→ PROBLEM: A word-for-word copy of the data, pictures excluded, is what this task asks for.

[Excerpts from an interface dataset]
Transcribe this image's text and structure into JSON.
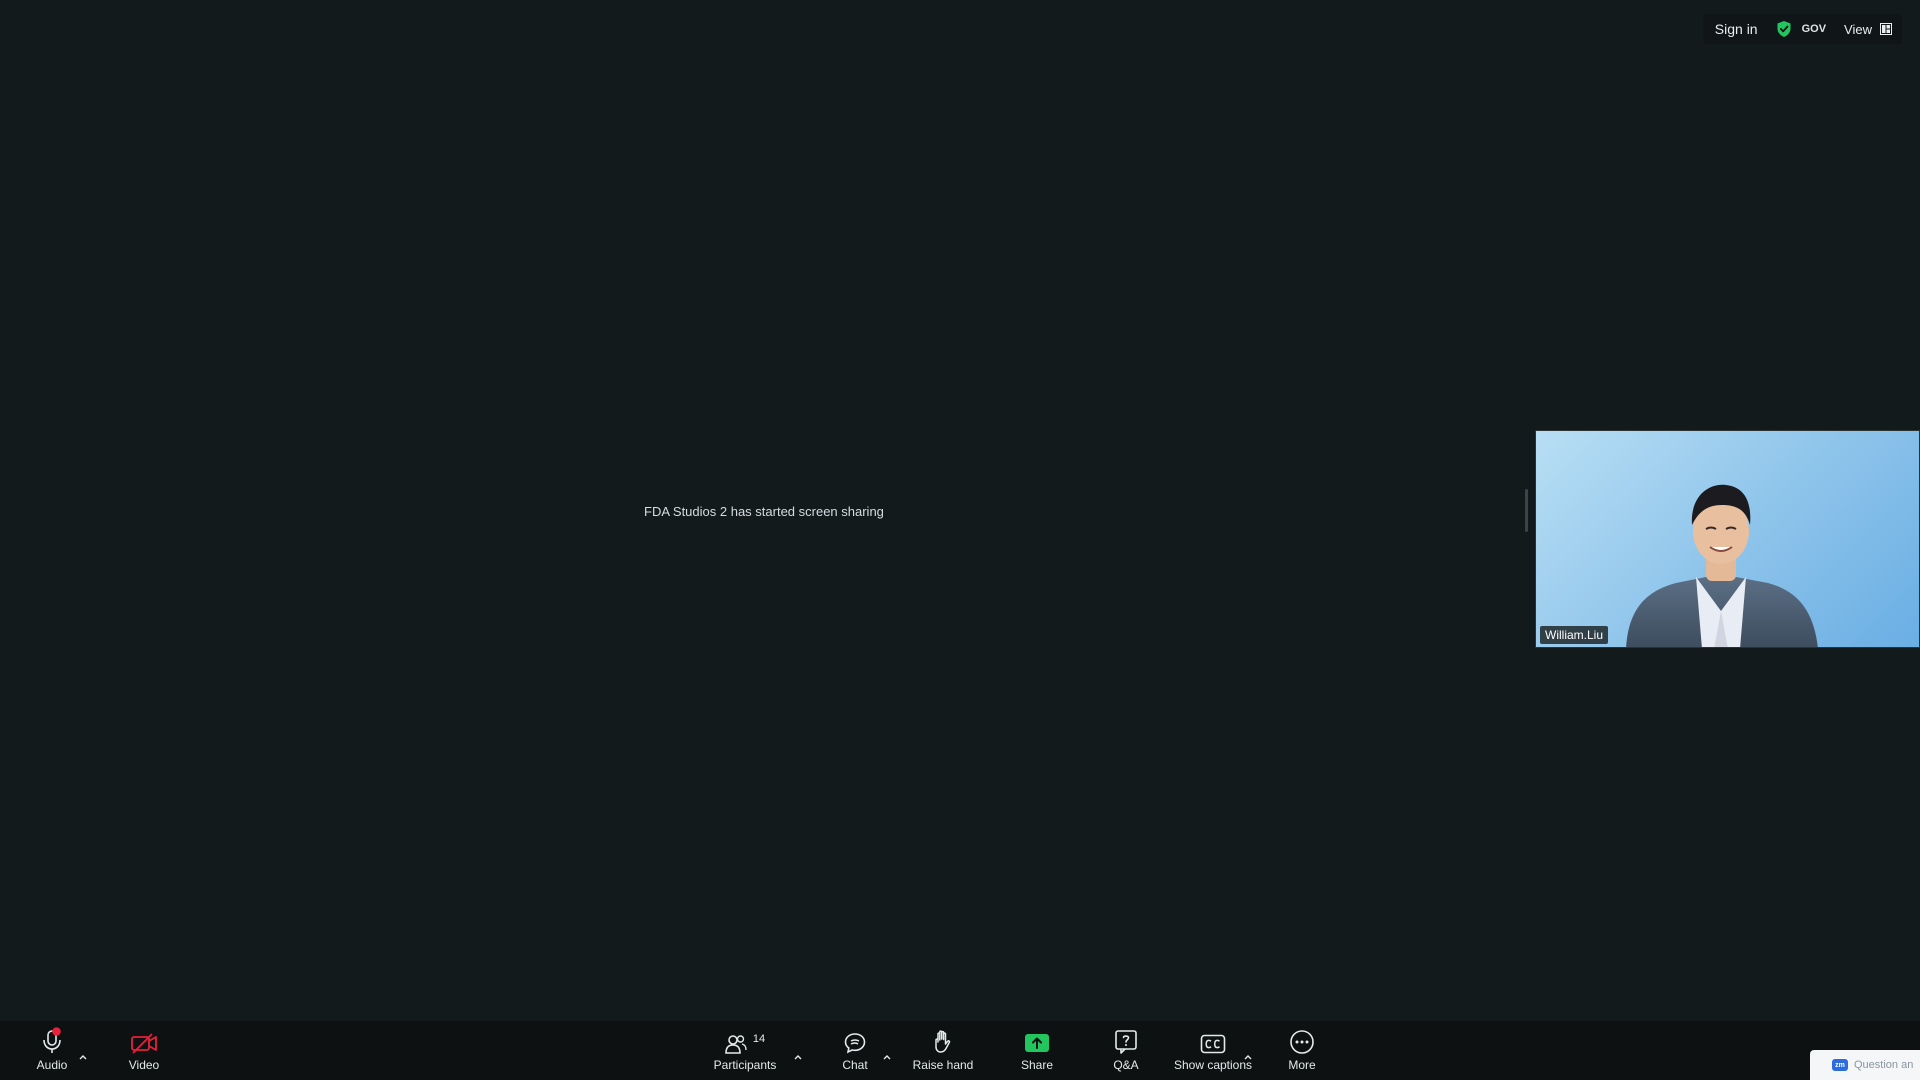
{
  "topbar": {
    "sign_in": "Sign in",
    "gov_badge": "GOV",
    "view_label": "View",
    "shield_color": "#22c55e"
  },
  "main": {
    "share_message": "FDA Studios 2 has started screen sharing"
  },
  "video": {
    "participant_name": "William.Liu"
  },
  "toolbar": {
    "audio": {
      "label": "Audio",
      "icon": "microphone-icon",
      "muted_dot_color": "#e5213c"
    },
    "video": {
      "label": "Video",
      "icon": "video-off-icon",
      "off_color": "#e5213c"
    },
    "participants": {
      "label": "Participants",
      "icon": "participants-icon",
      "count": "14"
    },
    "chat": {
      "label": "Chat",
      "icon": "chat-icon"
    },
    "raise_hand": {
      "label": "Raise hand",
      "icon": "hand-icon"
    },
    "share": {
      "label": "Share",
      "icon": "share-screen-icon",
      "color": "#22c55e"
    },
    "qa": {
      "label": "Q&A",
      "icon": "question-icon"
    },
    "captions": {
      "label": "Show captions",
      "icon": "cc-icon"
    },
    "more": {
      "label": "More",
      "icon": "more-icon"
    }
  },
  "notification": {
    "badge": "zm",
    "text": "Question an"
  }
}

→ ANSWER SECTION:
Transcribe this image's text and structure into JSON.
{
  "topbar": {
    "sign_in": "Sign in",
    "gov_badge": "GOV",
    "view_label": "View",
    "shield_color": "#22c55e"
  },
  "main": {
    "share_message": "FDA Studios 2 has started screen sharing"
  },
  "video": {
    "participant_name": "William.Liu"
  },
  "toolbar": {
    "audio": {
      "label": "Audio",
      "icon": "microphone-icon",
      "muted_dot_color": "#e5213c"
    },
    "video": {
      "label": "Video",
      "icon": "video-off-icon",
      "off_color": "#e5213c"
    },
    "participants": {
      "label": "Participants",
      "icon": "participants-icon",
      "count": "14"
    },
    "chat": {
      "label": "Chat",
      "icon": "chat-icon"
    },
    "raise_hand": {
      "label": "Raise hand",
      "icon": "hand-icon"
    },
    "share": {
      "label": "Share",
      "icon": "share-screen-icon",
      "color": "#22c55e"
    },
    "qa": {
      "label": "Q&A",
      "icon": "question-icon"
    },
    "captions": {
      "label": "Show captions",
      "icon": "cc-icon"
    },
    "more": {
      "label": "More",
      "icon": "more-icon"
    }
  },
  "notification": {
    "badge": "zm",
    "text": "Question an"
  }
}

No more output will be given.